Welcome to Love of Place. Most of my work celebrates our connection to the natural world.

Most recently, my Knocking on Heaven's Door is the winner in the category of science fiction in the 2016 New Mexico/Arizona Book Awards and in the category of fiction in the 2016 Arizona Authors Association Awards. A number of reviewers have been enthusiastic, including the website Geeks of Doom, which makes me smile. Not many people know me as a geek of doom! But I am happy to embrace the complexity of my personality.

I'm also so pleased that Diary of a Citizen Scientist: Chasing Tiger Beetles and Other New Ways of Engaging the World has been awarded the 2016 John Burroughs Medal for Distinguished Nature Writing, as well as the 2014 WILLA Award for Creative Nonfiction from Women Writing the West.

My historical fantasy Teresa of the New World won the 2015 Arizona Authors Association Award for best Children's Literature and was a finalist for the New Mexico/Arizona Book Award for Children's Literature, the WILLA Award for Children's Literature, and the May Sarton Award for Children's Literature.

These are nice landmarks in a writer's life. I would be writing regardless--but, still, whew. It's good to have some encouragement.

Feel free to contact me at http://www.sharmanaptrussell.com or through my author Facebook page, Sharman Apt Russell.

Monday, May 11, 2009

Introduction to Standing in the Light: My Life as a Pantheist

In the second century A.D. the Roman Emperor Marcus Aurelius may have best defined pantheism when he wrote, “Everything is interwoven, and the web is holy.” My account uses many more words and covers a year in my life, roughly November, 2005 to November, 2006. It barrels through the history of pantheistic thought in the West, from the Greek philosophers of the sixth century B.C.E. to the internet sites 2500 years later. This overview is personal, not definitive. I am in love with Marcus Aurelius. I ignore Plotinus. I admire Virginia Woolf, whom many would not consider a pantheist at all. As for Eastern philosophies, they come late in my story, in the 1960s and 70s after their texts had entered American mainstream and my local bookstore.
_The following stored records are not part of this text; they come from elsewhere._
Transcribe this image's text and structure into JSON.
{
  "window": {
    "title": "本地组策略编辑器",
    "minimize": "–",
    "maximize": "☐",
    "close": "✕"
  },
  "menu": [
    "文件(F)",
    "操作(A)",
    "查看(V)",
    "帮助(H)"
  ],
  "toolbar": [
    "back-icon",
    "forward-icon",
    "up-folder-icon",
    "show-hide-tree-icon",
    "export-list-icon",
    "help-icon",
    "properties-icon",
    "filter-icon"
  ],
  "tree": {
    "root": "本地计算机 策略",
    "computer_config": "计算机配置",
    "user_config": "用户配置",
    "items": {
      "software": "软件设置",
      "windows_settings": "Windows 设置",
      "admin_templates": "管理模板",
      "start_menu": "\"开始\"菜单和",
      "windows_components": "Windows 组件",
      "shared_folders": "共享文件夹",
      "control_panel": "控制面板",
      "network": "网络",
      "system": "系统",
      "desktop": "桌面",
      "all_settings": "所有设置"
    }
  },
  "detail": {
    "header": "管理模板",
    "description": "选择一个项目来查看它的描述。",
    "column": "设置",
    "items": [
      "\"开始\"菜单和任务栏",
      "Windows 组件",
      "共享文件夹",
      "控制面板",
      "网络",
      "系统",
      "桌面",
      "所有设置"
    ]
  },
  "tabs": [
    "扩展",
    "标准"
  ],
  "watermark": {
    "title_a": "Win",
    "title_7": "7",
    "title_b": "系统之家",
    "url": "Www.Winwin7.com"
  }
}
In this account, science is a good friend--although not perfect; friends are not perfect. Quakerism is central to my experience, and I am grateful to belong to a Quaker Meeting which allows for pantheism as one of its beliefs. My title Standing in the Light comes from the Quaker phrase “to stand in the Light,” a concept with many meanings, encompassing political beliefs as well as spiritual. In my case, it is very much related to the bright New Mexican sky. In my case, pantheism is a word whose back I ride like a man on a horse trying to get somewhere. Or maybe a word more like a house, a place of shelter when it is cold and rainy, a house with big windows and a gorgeous view.
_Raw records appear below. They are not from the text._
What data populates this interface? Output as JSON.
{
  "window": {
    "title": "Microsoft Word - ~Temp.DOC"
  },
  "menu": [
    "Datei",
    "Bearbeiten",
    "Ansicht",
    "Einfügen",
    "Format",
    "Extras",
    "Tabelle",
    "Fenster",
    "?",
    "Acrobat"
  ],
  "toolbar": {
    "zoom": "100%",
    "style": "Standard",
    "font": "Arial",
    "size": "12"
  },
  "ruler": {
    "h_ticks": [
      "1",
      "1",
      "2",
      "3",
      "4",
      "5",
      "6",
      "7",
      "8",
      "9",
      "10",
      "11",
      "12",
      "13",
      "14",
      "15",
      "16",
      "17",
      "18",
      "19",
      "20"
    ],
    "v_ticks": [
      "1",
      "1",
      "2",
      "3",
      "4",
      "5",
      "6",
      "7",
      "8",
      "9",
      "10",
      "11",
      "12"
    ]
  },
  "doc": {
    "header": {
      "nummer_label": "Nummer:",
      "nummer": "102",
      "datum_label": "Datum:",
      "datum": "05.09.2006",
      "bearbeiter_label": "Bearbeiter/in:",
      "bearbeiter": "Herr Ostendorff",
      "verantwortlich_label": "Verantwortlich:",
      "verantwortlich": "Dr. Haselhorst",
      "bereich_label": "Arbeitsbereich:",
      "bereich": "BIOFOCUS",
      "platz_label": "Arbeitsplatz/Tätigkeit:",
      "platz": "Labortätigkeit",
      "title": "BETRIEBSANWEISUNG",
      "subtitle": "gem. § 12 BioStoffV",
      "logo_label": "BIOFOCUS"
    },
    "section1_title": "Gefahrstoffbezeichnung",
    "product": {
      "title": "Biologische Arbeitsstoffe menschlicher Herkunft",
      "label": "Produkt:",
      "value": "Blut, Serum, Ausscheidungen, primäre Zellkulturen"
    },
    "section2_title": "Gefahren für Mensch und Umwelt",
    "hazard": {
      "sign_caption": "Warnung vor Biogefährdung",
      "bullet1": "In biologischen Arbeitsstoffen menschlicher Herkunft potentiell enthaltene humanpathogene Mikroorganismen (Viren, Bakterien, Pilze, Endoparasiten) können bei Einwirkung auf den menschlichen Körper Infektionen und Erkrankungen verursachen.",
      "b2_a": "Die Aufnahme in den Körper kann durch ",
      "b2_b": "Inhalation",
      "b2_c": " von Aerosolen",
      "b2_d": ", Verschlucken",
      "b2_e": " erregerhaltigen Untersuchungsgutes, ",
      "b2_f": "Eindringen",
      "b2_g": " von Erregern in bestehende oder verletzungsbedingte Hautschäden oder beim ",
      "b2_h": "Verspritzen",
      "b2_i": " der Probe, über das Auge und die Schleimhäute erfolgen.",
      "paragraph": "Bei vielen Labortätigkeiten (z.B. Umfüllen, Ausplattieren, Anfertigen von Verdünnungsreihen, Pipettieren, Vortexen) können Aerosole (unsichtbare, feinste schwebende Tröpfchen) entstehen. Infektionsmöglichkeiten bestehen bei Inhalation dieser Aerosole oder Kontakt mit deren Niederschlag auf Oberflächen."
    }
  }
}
1 comment:

Susan J Tweit said...

Sharman, Congratulations on the publication of the paperback edition of Standing in the Light! I trust that means that the hardcover edition has sold out or come close to it. Yippee!

BTW, University of Texas Press let me know last week that they've shipped almost three-quarters of the first printing of Walking Nature Home--in the first two months since publication. Yikes. Thanks for hosting me here and helping get the word out.